Encourage recollections of mental and spiritual development. Childhood feelings about God, about life and death, about parents and other family members become valuable to succeeding generations.
“I was scared to death of going to church,” one woman related. “The preacher preached in a very loud voice and he talked of fire and brimstone. Sometimes I couldn’t sleep at night, or I would wake up from bad dreams. I vowed when I was grown I’d never go to church. But I do! True teachings came to me, and I go now. I used to love to see my friends when I was little, and we sat together. But we were all scared.”
School days have changed. The commitment or lack of commitment to education needs retelling in every family.
“We used to each have a piece of slate at our desks,” one grandfather said. “We wrote with a chunk of chalk and our shirt sleeves were our erasers. The teachers came around and checked each slate. One of my teachers always carried her ruler in her hand. When you felt it on your knuckles you knew your sums were wrong.”
Interviewing can become a highly developed skill. But family tapes will be valuable to a family whether they are professionally done or not.
Begin now while the grandparents are with you to record that which will be more priceless as each year passes.
“I had a friend on the Titanic,” said one elderly man. “He was a wealthy gentleman and quite old. There were not enough life boats, and women were being put in the boats first. They were trying to help his wife over the side, but she would not go. They held on to each other, and they went down together on that big ship. Several survivors told of that.
“Oh, I would tell a lot of things,” he continued. “That is, if anybody wants to listen.
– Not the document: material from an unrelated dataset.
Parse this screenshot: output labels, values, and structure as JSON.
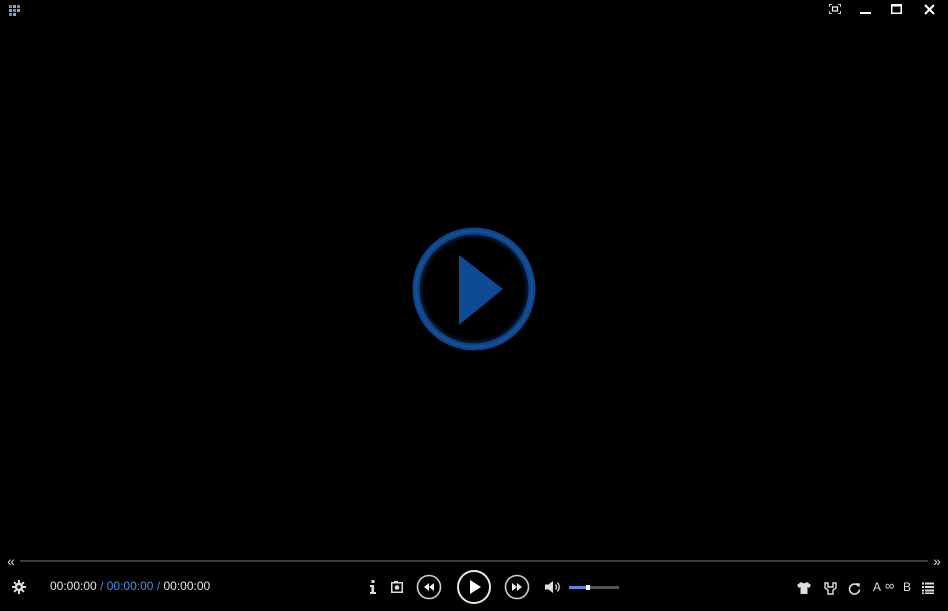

I’m 91 now and my oh my, the things I remember. Life is a wonderful experience, I tell you, it’s a wonderful experience!”